Task instructions: A word-for-word reproduction of the data below is needed, with no pictures in it.

/---

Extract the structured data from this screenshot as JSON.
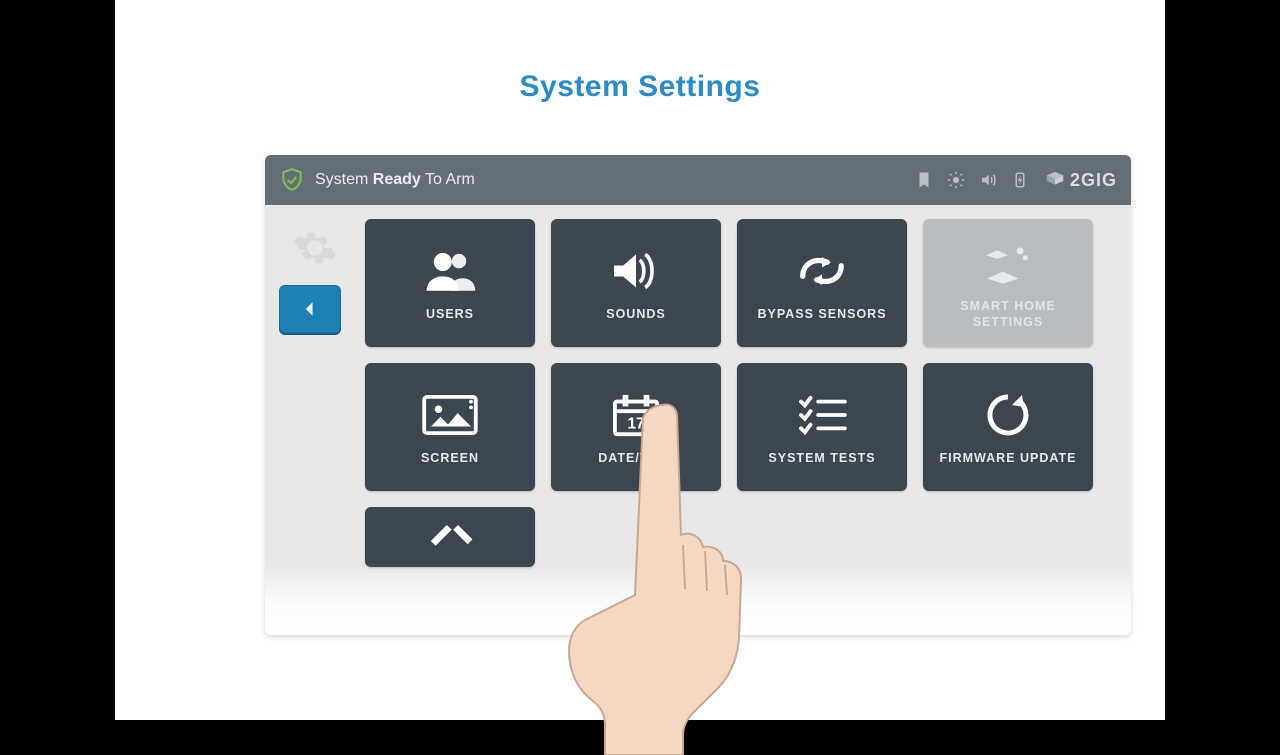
{
  "page_title": "System Settings",
  "status": {
    "prefix": "System",
    "ready": "Ready",
    "suffix": "To Arm"
  },
  "brand": "2GIG",
  "tiles": {
    "users": "USERS",
    "sounds": "SOUNDS",
    "bypass": "BYPASS SENSORS",
    "smarthome": "SMART HOME SETTINGS",
    "screen": "SCREEN",
    "datetime": "DATE/TIME",
    "systests": "SYSTEM TESTS",
    "firmware": "FIRMWARE UPDATE"
  },
  "calendar_day": "17"
}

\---

Final answer:
Extract the structured data from this screenshot as JSON.
{
  "page_title": "System Settings",
  "status": {
    "prefix": "System",
    "ready": "Ready",
    "suffix": "To Arm"
  },
  "brand": "2GIG",
  "tiles": {
    "users": "USERS",
    "sounds": "SOUNDS",
    "bypass": "BYPASS SENSORS",
    "smarthome": "SMART HOME SETTINGS",
    "screen": "SCREEN",
    "datetime": "DATE/TIME",
    "systests": "SYSTEM TESTS",
    "firmware": "FIRMWARE UPDATE"
  },
  "calendar_day": "17"
}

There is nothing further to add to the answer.